France is closer than you think
Less than a thousand miles from the East Coast of Australia or just two and a half hours from Sydney and you could be in France.
The South Pacific’s best kept secret, New Caledonia (Nouvelle Caledonie), is a French Overseas Territory – the Tricolour and European Union stars flutter in the brisk tropical wind above the Hotel de Ville alongside the New Caledonian flag. Anyone with travel rights within the EU can come here without a visitor’s visa. It’s France but with a South Pacific ambience.
Were it not for the colourfully attired Kanak locals picnicking and playing in the charmingly named and elegant Place des Cocotiers (Coconut Tree Square) and the fecundity of tropical vegetation, you would be forgiven for thinking you were in the South of France. The road signs are French, the principal shops are French, selling French brands; boulangeries and patisseries nestle together with shops selling vibrant local fabrics and attire.
Like most tourists we stayed in Anse Vata, on the southernmost tip of the Noumea peninsula. Dawn to dusk the bay is awash with water sports – windsurfers, swimmers, yachts, and the more spectacular, gravity-defying kite surfers. Water taxis and speedboats criss-cross the perfect aquamarine surface transporting day trippers to the Ile aux Canards and beyond. Round the headland at the Baie de Citrons the water is calmer, perfect for swimming and snorkelling. This being the Coral Sea, there is plenty in the water for scuba divers and their more superficial cousins alike. Even a casual beach stroll yields a bountiful harvest of coral and interesting marine detritus.

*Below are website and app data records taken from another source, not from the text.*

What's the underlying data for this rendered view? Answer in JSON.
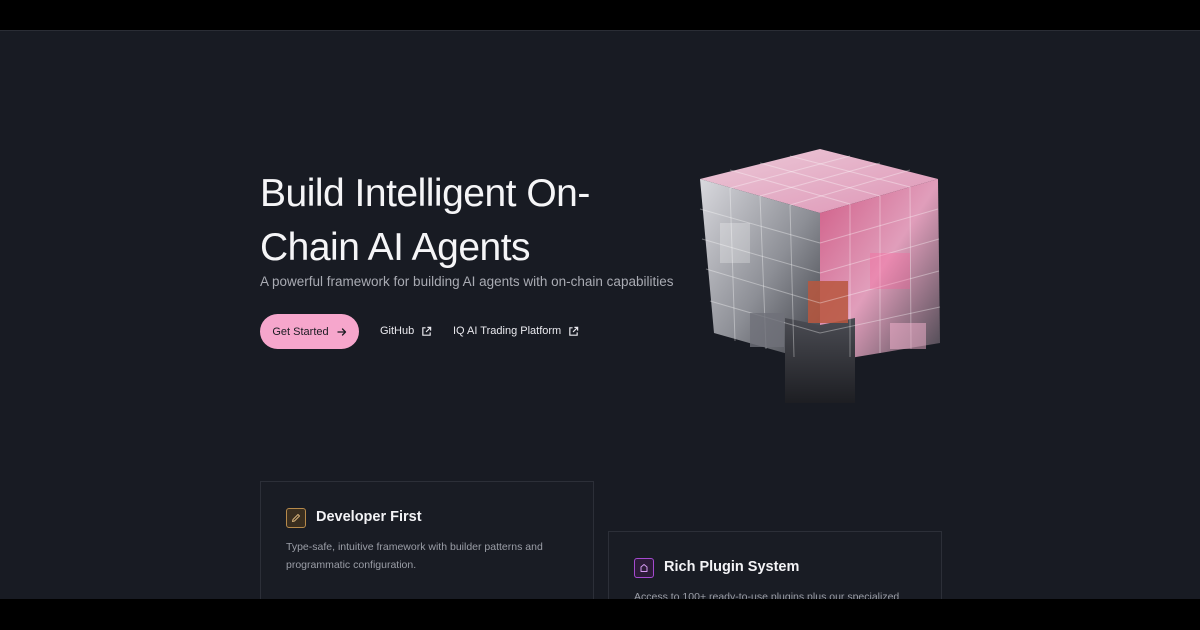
{
  "hero": {
    "title": "Build Intelligent On-Chain AI Agents",
    "subtitle": "A powerful framework for building AI agents with on-chain capabilities",
    "primary_button": "Get Started",
    "links": [
      "GitHub",
      "IQ AI Trading Platform"
    ]
  },
  "hero_image": {
    "name": "pink-glass-cube-illustration"
  },
  "features": [
    {
      "icon": "pencil-icon",
      "title": "Developer First",
      "description": "Type-safe, intuitive framework with builder patterns and programmatic configuration."
    },
    {
      "icon": "puzzle-icon",
      "title": "Rich Plugin System",
      "description": "Access to 100+ ready-to-use plugins plus our specialized"
    }
  ],
  "colors": {
    "background": "#181b23",
    "accent_pink": "#f6a6cc",
    "icon_gold": "#b78a4b",
    "icon_purple": "#a54ad0"
  }
}
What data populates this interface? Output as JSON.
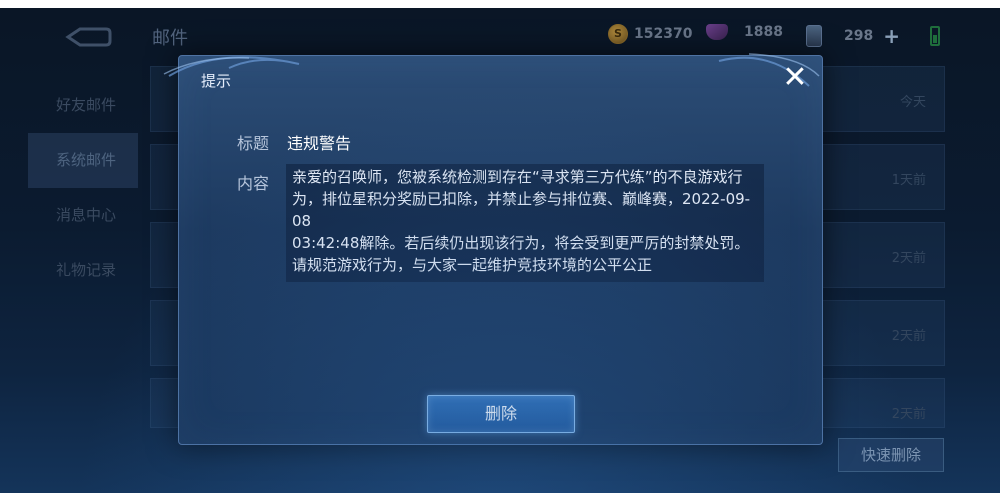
{
  "header": {
    "title": "邮件",
    "gold": "152370",
    "gems": "1888",
    "cards": "298"
  },
  "sidebar": {
    "items": [
      {
        "label": "好友邮件"
      },
      {
        "label": "系统邮件"
      },
      {
        "label": "消息中心"
      },
      {
        "label": "礼物记录"
      }
    ]
  },
  "mail_list": {
    "rows": [
      {
        "time": "今天"
      },
      {
        "time": "1天前"
      },
      {
        "time": "2天前"
      },
      {
        "time": "2天前"
      },
      {
        "time": "2天前"
      }
    ],
    "quick_delete_label": "快速删除"
  },
  "dialog": {
    "title": "提示",
    "subject_label": "标题",
    "subject_value": "违规警告",
    "content_label": "内容",
    "content_value": "亲爱的召唤师，您被系统检测到存在“寻求第三方代练”的不良游戏行为，排位星积分奖励已扣除，并禁止参与排位赛、巅峰赛，2022-09-08\n03:42:48解除。若后续仍出现该行为，将会受到更严厉的封禁处罚。请规范游戏行为，与大家一起维护竞技环境的公平公正",
    "delete_label": "删除"
  }
}
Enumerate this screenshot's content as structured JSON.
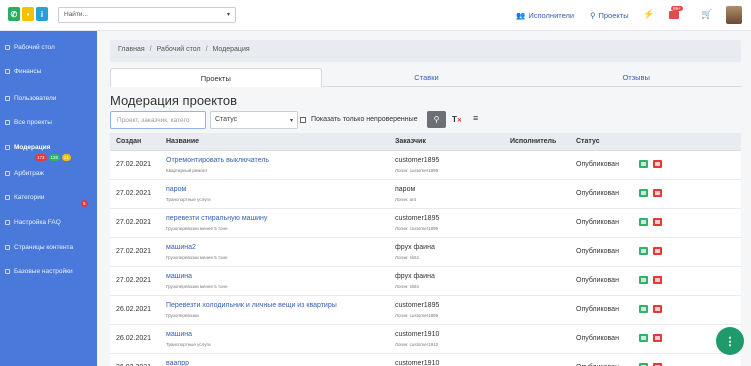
{
  "topbar": {
    "search_placeholder": "Найти...",
    "users_label": "Исполнители",
    "projects_label": "Проекты",
    "mail_badge": "99+",
    "colors": {
      "phone": "#27ae60",
      "note": "#f2c200",
      "info": "#2a9fd6"
    },
    "icons": [
      "phone-icon",
      "note-icon",
      "info-icon",
      "users-icon",
      "search-icon",
      "bolt-icon",
      "mail-icon",
      "cart-icon",
      "avatar"
    ]
  },
  "sidebar": {
    "items": [
      {
        "label": "Рабочий стол"
      },
      {
        "label": "Финансы"
      },
      {
        "label": "Пользователи"
      },
      {
        "label": "Все проекты"
      },
      {
        "label": "Модерация"
      },
      {
        "label": "Арбитраж"
      },
      {
        "label": "Категории"
      },
      {
        "label": "Настройка FAQ"
      },
      {
        "label": "Страницы контента"
      },
      {
        "label": "Базовые настройки"
      }
    ],
    "moderation_badges": [
      "173",
      "126",
      "21"
    ],
    "arbitrage_badge": "5",
    "color": "#4a79dc"
  },
  "breadcrumb": [
    "Главная",
    "Рабочий стол",
    "Модерация"
  ],
  "tabs": [
    "Проекты",
    "Ставки",
    "Отзывы"
  ],
  "page_title": "Модерация проектов",
  "filters": {
    "search_placeholder": "Проект, заказчик, катего",
    "status_value": "Статус",
    "only_unchecked_label": "Показать только непроверенные"
  },
  "table": {
    "headers": [
      "Создан",
      "Название",
      "Заказчик",
      "Исполнитель",
      "Статус"
    ],
    "rows": [
      {
        "date": "27.02.2021",
        "name": "Отремонтировать выключатель",
        "category": "Квартирный ремонт",
        "customer": "customer1895",
        "login": "Логин: customer1895",
        "executor": "",
        "status": "Опубликован"
      },
      {
        "date": "27.02.2021",
        "name": "паром",
        "category": "Транспортные услуги",
        "customer": "паром",
        "login": "Логин: ant",
        "executor": "",
        "status": "Опубликован"
      },
      {
        "date": "27.02.2021",
        "name": "перевезти стиральную машину",
        "category": "Грузоперевозки менее 5 тонн",
        "customer": "customer1895",
        "login": "Логин: customer1895",
        "executor": "",
        "status": "Опубликован"
      },
      {
        "date": "27.02.2021",
        "name": "машина2",
        "category": "Грузоперевозки менее 5 тонн",
        "customer": "фрух фаина",
        "login": "Логин: slst4",
        "executor": "",
        "status": "Опубликован"
      },
      {
        "date": "27.02.2021",
        "name": "машина",
        "category": "Грузоперевозки менее 5 тонн",
        "customer": "фрух фаина",
        "login": "Логин: slst4",
        "executor": "",
        "status": "Опубликован"
      },
      {
        "date": "26.02.2021",
        "name": "Перевезти холодильник и личные вещи из квартиры",
        "category": "Грузоперевозки",
        "customer": "customer1895",
        "login": "Логин: customer1895",
        "executor": "",
        "status": "Опубликован"
      },
      {
        "date": "26.02.2021",
        "name": "машина",
        "category": "Транспортные услуги",
        "customer": "customer1910",
        "login": "Логин: customer1910",
        "executor": "",
        "status": "Опубликован"
      },
      {
        "date": "26.02.2021",
        "name": "ваапрр",
        "category": "Грузоперевозки",
        "customer": "customer1910",
        "login": "Логин: customer1910",
        "executor": "",
        "status": "Опубликован"
      }
    ]
  }
}
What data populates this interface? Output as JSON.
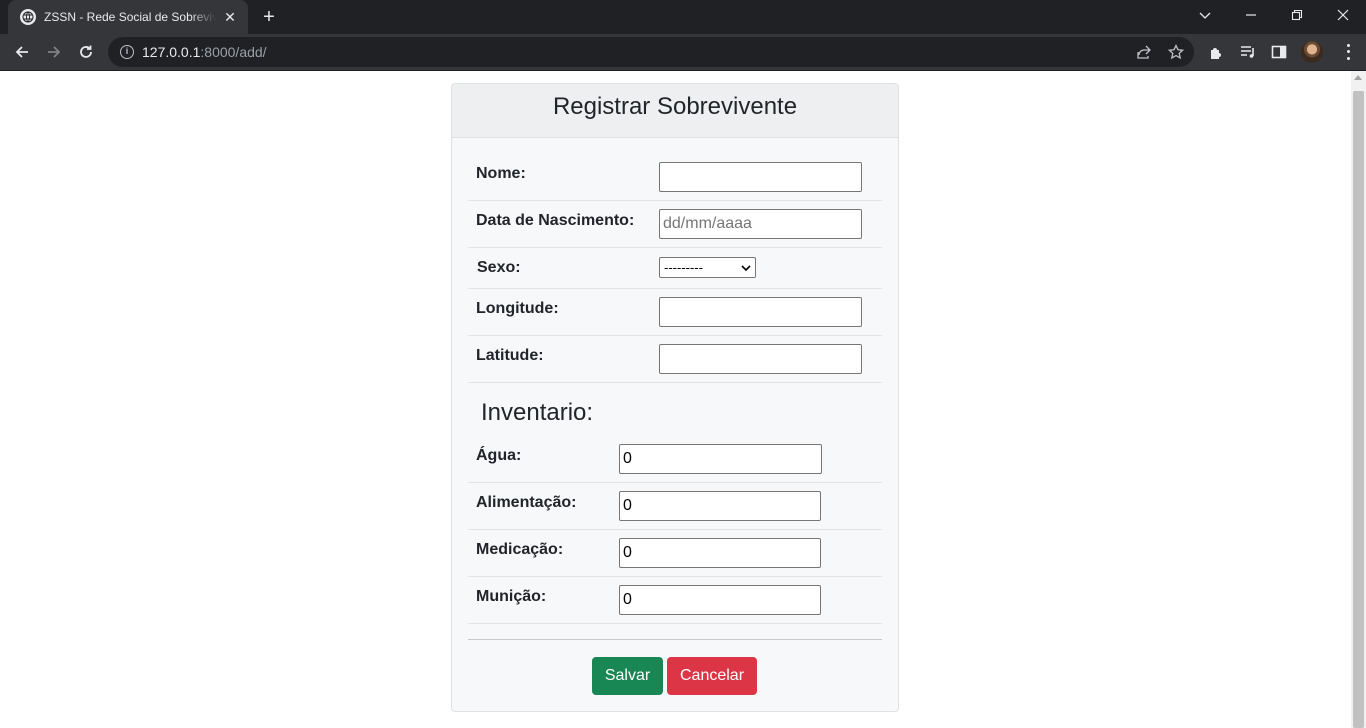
{
  "browser": {
    "tab_title": "ZSSN - Rede Social de Sobreviventes",
    "url_host": "127.0.0.1",
    "url_path": ":8000/add/"
  },
  "form": {
    "title": "Registrar Sobrevivente",
    "fields": {
      "nome": {
        "label": "Nome:",
        "value": ""
      },
      "nascimento": {
        "label": "Data de Nascimento:",
        "placeholder": "dd/mm/aaaa"
      },
      "sexo": {
        "label": "Sexo:",
        "selected": "---------"
      },
      "longitude": {
        "label": "Longitude:",
        "value": ""
      },
      "latitude": {
        "label": "Latitude:",
        "value": ""
      }
    },
    "inventory": {
      "title": "Inventario:",
      "agua": {
        "label": "Água:",
        "value": "0"
      },
      "alimentacao": {
        "label": "Alimentação:",
        "value": "0"
      },
      "medicacao": {
        "label": "Medicação:",
        "value": "0"
      },
      "municao": {
        "label": "Munição:",
        "value": "0"
      }
    },
    "buttons": {
      "save": "Salvar",
      "cancel": "Cancelar"
    }
  },
  "colors": {
    "save": "#198754",
    "cancel": "#dc3545"
  }
}
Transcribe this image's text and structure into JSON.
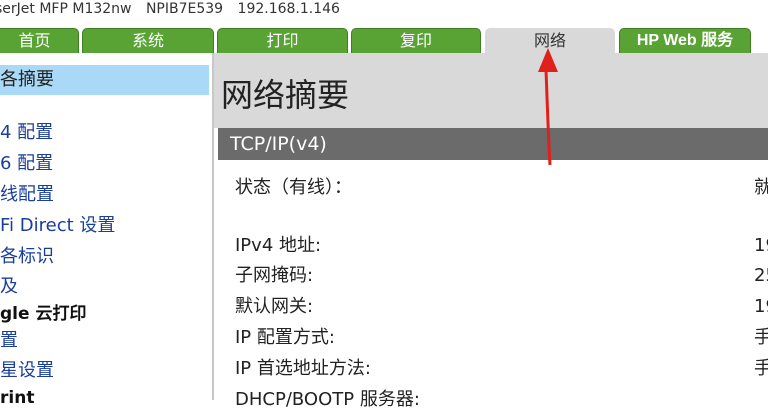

The world’s most scenic bus route?
There are a number of tours tailor-made for the hordes of cruise ship inmates dazedly swarming the streets of Noumea, under the misconception they had booked a South Pacific holiday only to find themselves not only in France, but paying eye-watering amounts for the privilege. You could exchange your South Pacific Francs (XPF) for a ride on the ubiquitous little train (Le Chou Chou Train), or you could just hop in the number 11 bus (arguably the most scenic and surely the most fun city bus in the world) to town for 210 XPF, a fraction the cost of Le Train. You don’t get the commentary in three languages but you do get exuberant Pacific pop and reggae blasting out through the bus’s loudspeakers as it meanders en route through beaches, bays, headlands and marinas, past the Noumea Market to the centre ville. Everyone seems chilled and contented. How could you not be?
Yes, New Caledonia is expensive, but if, as an Australasian, you are wanting to exercise your inner Francophile, it’s a lot cheaper – and closer- than a ticket to Paris. You also get to fly on the charming Air Calin.
Vive la Nouvelle Caledonie.
Read more about food and wine in New Caledonia in Haut cuisine et haut drama.